(Data excerpts)
┄┄┄┄┄┄┄┄┄┄┄┄┄┄┄┄┄┄┄┄
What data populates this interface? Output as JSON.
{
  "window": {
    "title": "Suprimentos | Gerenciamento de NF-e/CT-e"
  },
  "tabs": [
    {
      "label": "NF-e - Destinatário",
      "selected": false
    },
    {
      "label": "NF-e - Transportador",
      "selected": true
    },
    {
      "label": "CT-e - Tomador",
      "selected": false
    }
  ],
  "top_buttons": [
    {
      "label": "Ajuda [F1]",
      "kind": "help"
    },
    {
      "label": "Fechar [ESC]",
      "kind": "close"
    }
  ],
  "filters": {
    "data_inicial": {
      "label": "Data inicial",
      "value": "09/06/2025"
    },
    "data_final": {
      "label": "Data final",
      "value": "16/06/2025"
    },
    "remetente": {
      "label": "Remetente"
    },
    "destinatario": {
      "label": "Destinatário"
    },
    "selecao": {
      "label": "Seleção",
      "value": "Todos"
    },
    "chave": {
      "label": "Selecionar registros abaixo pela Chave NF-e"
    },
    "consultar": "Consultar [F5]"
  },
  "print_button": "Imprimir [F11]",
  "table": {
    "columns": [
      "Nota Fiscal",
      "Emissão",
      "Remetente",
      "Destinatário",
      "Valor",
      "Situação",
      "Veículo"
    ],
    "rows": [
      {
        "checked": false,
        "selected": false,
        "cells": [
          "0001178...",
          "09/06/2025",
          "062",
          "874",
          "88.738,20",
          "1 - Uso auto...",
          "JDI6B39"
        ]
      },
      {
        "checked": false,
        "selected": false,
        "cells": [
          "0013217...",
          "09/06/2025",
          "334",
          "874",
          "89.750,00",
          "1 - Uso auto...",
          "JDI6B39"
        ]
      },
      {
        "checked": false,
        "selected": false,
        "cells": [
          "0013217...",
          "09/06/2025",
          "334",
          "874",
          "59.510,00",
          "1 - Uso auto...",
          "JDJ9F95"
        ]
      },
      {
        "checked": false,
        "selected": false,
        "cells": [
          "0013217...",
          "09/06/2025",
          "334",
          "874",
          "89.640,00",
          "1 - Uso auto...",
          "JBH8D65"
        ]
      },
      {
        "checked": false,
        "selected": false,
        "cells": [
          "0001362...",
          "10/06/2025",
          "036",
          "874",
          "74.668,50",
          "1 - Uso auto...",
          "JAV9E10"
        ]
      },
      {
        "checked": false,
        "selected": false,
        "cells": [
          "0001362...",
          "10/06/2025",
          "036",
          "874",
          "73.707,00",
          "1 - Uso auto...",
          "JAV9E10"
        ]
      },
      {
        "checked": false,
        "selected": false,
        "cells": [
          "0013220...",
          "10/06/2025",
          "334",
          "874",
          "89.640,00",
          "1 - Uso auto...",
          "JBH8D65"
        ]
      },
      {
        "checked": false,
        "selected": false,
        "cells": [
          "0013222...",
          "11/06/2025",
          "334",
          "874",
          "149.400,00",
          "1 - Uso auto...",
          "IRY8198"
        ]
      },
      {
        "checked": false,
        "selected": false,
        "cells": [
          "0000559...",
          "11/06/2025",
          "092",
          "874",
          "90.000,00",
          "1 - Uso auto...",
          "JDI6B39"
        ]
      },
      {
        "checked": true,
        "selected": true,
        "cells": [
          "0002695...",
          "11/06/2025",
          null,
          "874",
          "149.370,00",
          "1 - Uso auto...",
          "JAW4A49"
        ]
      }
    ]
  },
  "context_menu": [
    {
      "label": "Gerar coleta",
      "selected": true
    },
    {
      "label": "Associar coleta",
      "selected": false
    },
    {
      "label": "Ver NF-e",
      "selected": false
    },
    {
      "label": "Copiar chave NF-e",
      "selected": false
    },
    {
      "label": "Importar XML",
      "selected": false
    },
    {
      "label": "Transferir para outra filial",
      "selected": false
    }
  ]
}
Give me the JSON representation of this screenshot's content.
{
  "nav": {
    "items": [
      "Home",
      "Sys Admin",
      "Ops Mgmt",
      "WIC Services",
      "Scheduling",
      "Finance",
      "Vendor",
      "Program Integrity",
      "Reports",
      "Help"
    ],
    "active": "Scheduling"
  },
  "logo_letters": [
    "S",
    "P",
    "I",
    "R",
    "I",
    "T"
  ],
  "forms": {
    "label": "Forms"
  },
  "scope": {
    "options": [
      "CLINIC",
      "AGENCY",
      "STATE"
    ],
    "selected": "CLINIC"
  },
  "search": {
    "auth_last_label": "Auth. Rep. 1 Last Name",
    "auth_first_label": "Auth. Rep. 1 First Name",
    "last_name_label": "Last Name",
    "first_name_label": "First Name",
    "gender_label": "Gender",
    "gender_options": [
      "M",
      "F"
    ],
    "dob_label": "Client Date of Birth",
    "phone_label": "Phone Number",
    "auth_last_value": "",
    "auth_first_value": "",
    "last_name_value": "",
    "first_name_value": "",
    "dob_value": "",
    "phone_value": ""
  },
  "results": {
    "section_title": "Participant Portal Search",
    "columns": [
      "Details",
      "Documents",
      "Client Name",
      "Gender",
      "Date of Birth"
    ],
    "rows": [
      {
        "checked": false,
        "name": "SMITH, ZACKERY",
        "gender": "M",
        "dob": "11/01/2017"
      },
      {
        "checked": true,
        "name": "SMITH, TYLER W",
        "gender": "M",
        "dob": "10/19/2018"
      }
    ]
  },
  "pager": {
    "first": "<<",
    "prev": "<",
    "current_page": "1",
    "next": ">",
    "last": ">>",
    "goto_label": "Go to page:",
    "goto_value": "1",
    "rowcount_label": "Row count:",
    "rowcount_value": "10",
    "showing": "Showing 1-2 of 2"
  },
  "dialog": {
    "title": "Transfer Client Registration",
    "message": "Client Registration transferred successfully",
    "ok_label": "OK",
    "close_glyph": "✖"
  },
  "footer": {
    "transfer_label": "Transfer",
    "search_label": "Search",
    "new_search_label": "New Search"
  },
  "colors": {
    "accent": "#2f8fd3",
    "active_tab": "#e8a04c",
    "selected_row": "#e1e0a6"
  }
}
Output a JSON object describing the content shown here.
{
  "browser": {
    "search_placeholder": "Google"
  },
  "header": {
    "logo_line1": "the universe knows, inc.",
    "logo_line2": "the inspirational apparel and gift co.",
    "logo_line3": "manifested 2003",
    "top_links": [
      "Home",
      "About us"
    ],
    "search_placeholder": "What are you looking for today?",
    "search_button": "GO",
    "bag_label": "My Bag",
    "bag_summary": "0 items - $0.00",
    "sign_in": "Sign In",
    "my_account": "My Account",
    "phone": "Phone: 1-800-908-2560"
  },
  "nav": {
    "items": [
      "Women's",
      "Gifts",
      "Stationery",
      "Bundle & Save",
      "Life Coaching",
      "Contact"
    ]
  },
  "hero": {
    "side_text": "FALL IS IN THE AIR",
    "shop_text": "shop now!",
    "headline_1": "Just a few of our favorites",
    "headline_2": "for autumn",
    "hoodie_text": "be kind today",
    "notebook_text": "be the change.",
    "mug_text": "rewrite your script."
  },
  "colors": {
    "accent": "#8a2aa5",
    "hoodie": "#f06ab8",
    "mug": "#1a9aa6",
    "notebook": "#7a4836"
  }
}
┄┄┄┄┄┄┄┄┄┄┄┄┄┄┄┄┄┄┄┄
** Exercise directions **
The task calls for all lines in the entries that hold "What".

** Solution **
What data populates this interface? Output as JSON.
    "search_placeholder": "What are you looking for today?",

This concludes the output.